Answer: This iconic game show host – who was diagnosed with stage 4 pancreatic cancer earlier this year – has miraculously overcome the odds, announcing he is in “near remission.”
Who is Alex Trebek!
According to Alex’s interview with People Magazine, his progress has been “mind boggling” – considering he only announced his diagnosis three months ago.
“The doctors said they hadn’t seen this kind of positive result in their memory…some of the tumors have already shrunk by more than 50 percent.”
Way to go, Alex!
While he may not be out of the woods just yet — he’ll still have to go through several more rounds of chemotherapy to hopefully get into full remission — he and all of us are thrilled that he’s been doing as good as he has been.
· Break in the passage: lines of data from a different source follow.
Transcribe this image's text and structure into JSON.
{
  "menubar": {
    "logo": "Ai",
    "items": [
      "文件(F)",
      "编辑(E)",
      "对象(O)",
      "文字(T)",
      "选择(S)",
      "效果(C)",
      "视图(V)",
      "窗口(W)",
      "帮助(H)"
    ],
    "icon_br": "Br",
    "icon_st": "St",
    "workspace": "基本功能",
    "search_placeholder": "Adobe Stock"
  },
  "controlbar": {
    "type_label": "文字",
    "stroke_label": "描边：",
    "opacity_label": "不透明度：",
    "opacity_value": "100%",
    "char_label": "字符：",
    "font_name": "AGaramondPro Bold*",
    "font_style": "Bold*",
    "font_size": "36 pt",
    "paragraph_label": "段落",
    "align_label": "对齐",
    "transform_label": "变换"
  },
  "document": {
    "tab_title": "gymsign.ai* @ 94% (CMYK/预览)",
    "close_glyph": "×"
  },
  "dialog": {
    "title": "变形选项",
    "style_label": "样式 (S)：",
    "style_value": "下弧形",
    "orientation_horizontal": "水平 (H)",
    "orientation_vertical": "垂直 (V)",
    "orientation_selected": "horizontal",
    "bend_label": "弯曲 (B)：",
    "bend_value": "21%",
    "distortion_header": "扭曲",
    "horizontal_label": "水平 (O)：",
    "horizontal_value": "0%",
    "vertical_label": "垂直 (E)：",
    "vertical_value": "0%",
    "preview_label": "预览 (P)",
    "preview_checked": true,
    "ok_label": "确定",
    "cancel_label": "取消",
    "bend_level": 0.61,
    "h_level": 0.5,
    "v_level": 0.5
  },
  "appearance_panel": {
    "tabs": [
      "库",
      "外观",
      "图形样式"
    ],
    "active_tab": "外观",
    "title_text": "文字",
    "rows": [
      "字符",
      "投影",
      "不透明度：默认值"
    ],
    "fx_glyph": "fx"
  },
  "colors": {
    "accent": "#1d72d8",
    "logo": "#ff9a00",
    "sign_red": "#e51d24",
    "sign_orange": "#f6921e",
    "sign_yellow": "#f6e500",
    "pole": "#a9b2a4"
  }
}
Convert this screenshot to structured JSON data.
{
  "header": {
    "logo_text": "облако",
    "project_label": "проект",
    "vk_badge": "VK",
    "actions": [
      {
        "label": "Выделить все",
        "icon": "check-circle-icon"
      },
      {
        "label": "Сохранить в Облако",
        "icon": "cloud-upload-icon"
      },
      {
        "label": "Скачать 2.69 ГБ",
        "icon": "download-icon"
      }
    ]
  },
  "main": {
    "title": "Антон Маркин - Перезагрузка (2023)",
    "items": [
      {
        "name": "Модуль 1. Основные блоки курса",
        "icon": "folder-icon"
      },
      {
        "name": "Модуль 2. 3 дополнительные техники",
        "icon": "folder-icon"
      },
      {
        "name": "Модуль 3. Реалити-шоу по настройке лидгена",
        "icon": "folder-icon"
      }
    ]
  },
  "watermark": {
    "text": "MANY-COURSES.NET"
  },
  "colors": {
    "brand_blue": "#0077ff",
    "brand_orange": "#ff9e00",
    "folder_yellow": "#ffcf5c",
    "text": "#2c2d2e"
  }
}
“I’ve got a couple million people out there who have expressed their good thoughts, their positive energy directed towards me and their prayers,” he says. “I told the doctors, this has to be more than just the chemo, and they agreed it could very well be an important part of this.”
Indeed when Alex released a video announcing his diagnosis, we went viral — garnering over 5 million views on YouTube and countless social media and hand letter well-wishing. In a statement, he said:
“I just want to take a few moments to say thanks to the — believe it or not — hundreds of thousands of people who have sent in tweets, texts, emails, cards, and letters wishing me well following my recent health announcement.”
And Alex isn’t the only one who thinks the collective love from fans worldwide helped him get better. The British online journal “The Conversation” published an article titled “The Trebek effect” which goes into some of the science behind well-wishing.
Here’s an excerpt:
Although the odds remain stacked against Trebek (advanced pancreatic cancer has a 3% 5-year survival rate), his experience raises an intriguing question: What are the benefits of such well wishes?
When we are injured, sick or suffering, knowing that someone else is thinking about us can be a source of comfort. It counteracts one of the worst aspects of suffering – isolation. During periods of convalescence, we often miss school or take time off from work and other social activities, which leaves us feeling alone. Knowing that we are in someone else’s thoughts helps to counteract this.
Whatever lies ahead for this American icon, we should all take comfort in the fact that Alex Trebek feels loved and supported — and isn’t that what all of us in the rare patient community and Patient Worthy itself is all about?